Elizabeth (name changed) contacted her financial advisor after her husband passed away earlier this year. One of the important issues discussed was the proper strategy to use in order to maximize her Social Security benefits. Elizabeth is 64 years old and earning $150,000 per year, with plans to retire at age 66. Her late spouse had previously retired and was already collecting Social Security.
To understand the situation, we first need to step back from this case and review changes that were made to Social Security regulations back in 2014 regarding the so-called “restricted Social Security application.” Prior to this time, a spouse at Full Retirement Age (FRA) – which is age 66 for people born through 1954 – could file an application for benefits, but specify that he/she would receive only spousal benefits at that time; that is, collect a benefit based on their spouse’s work record. Then, for four years until age 70, one could collect the spousal benefit while the potential monthly benefit based on their own work record increased by 32% (8% per year). Then, at age 70, the individual could switch from the spousal benefit to their own benefit at the increased amount. This proved to be a great strategy for couples where both spouses had substantial work histories.
However, under the new regulations, the restricted application has been phased out for any person born after January 1, 1954. Those born before that date who have not yet filed for benefits can still explore the possibility of using this strategy. The restricted application also remains available for widows, which applies perfectly to Elizabeth’s case.
The rules for widows’ benefits are rather complex. Factors that affect the calculation include:
- Whether the deceased spouse had already filed for benefits.
- If the deceased spouse had already applied, whether it was before or after their FRA.
- If the surviving spouse applies for benefits before their own FRA.
In addition, the FRA for a widow is slightly different, and widows may apply for benefits as early as age 60, although they will receive a reduced amount.
Given the above, it will be important for Elizabeth to get all the necessary information regarding both her and her spouse’s Social Security records from the Social Security Administration (SSA) in order for her advisor to develop the best strategy for her to use (as SSA employees are not trained to do this).
Based on available information, Elizabeth’s advisor recommended that she immediately file a restricted application for widow’s benefits. This would be done even though, because of the “earnings test,” she would not receive the benefits now. According to the earnings test, a worker prior to FRA, like Elizabeth, earning over a specific amount per month, will have her benefits withheld.
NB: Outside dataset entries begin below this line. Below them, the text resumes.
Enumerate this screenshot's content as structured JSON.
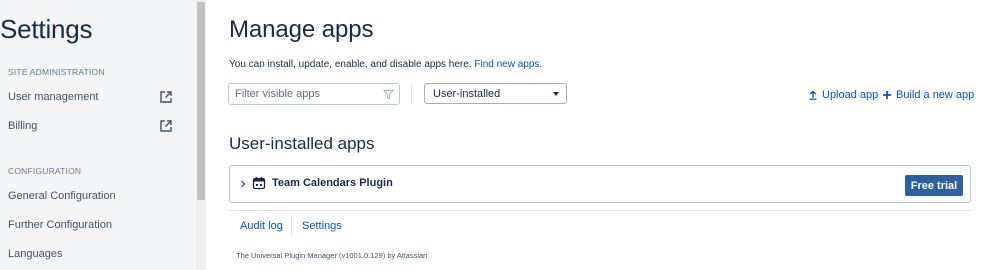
{
  "sidebar": {
    "title": "Settings",
    "sections": [
      {
        "heading": "SITE ADMINISTRATION",
        "items": [
          {
            "label": "User management",
            "icon": "external-link-icon"
          },
          {
            "label": "Billing",
            "icon": "external-link-icon"
          }
        ]
      },
      {
        "heading": "CONFIGURATION",
        "items": [
          {
            "label": "General Configuration"
          },
          {
            "label": "Further Configuration"
          },
          {
            "label": "Languages"
          }
        ]
      }
    ]
  },
  "main": {
    "title": "Manage apps",
    "intro_text": "You can install, update, enable, and disable apps here.",
    "intro_link": "Find new apps.",
    "filter": {
      "placeholder": "Filter visible apps",
      "value": "",
      "icon": "funnel-icon"
    },
    "select": {
      "selected": "User-installed"
    },
    "actions": {
      "upload": "Upload app",
      "build": "Build a new app"
    },
    "section_title": "User-installed apps",
    "plugins": [
      {
        "name": "Team Calendars Plugin",
        "icon": "calendar-icon",
        "button": "Free trial"
      }
    ],
    "footer": {
      "links": [
        "Audit log",
        "Settings"
      ],
      "credit": "The Universal Plugin Manager (v1001.0.129) by Atlassian"
    }
  },
  "colors": {
    "accent_link": "#0052cc",
    "primary_button": "#2e5f9e",
    "sidebar_bg": "#f4f5f7",
    "text": "#172b4d"
  }
}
They are not ultimately lost because upon reaching age 66, Social Security will recalculate her monthly amount, giving her credit for any payments that were withheld during the time when she earned more than the annual earnings limit. She won’t get a lump sum restoring the lost payments, but her monthly payment will rise with the aim of making her whole over time. By filing early, Elizabeth will be set up to receive benefits at the earlier of retirement or FRA. In her case, Elizabeth will receive a widow’s benefit from age 66 to age 70, and then file for her own retirement benefits, which will have been enhanced by the 32% delayed retirement credit.
When comparing this strategy to the situation in which Elizabeth would simply file for her own benefits at age 66, the suggested strategy will result in an increase in expected lifetime benefits of $242,000, assuming a life expectancy of 90. The benefits are lower under the suggested strategy for the first four years and then higher every year thereafter.
As mentioned earlier, couples in which at least one individual was born prior to January 2, 1954 are still entitled to use the restricted application strategy, and may get the same boost to their lifetime Social Security benefits that Elizabeth will receive as a widow. In the couple’s case, one person may collect benefits on his/her own record while the second person collects the 50% spousal benefit. Then, at age 70, the second person switches to his/her own benefit (with the 32% credit added) and receives the increased amount for the balance of his/her lifetime.
Further, whichever spouse is the first to die, the highest amount will continue to be paid to the surviving spouse.
Developing the proper strategy for collecting Social Security benefits is important for those approaching retirement age, whether couples of single, divorced or widowed individuals. Your advisor can help you decide on the best strategy by examining the options in the context of your overall financial picture.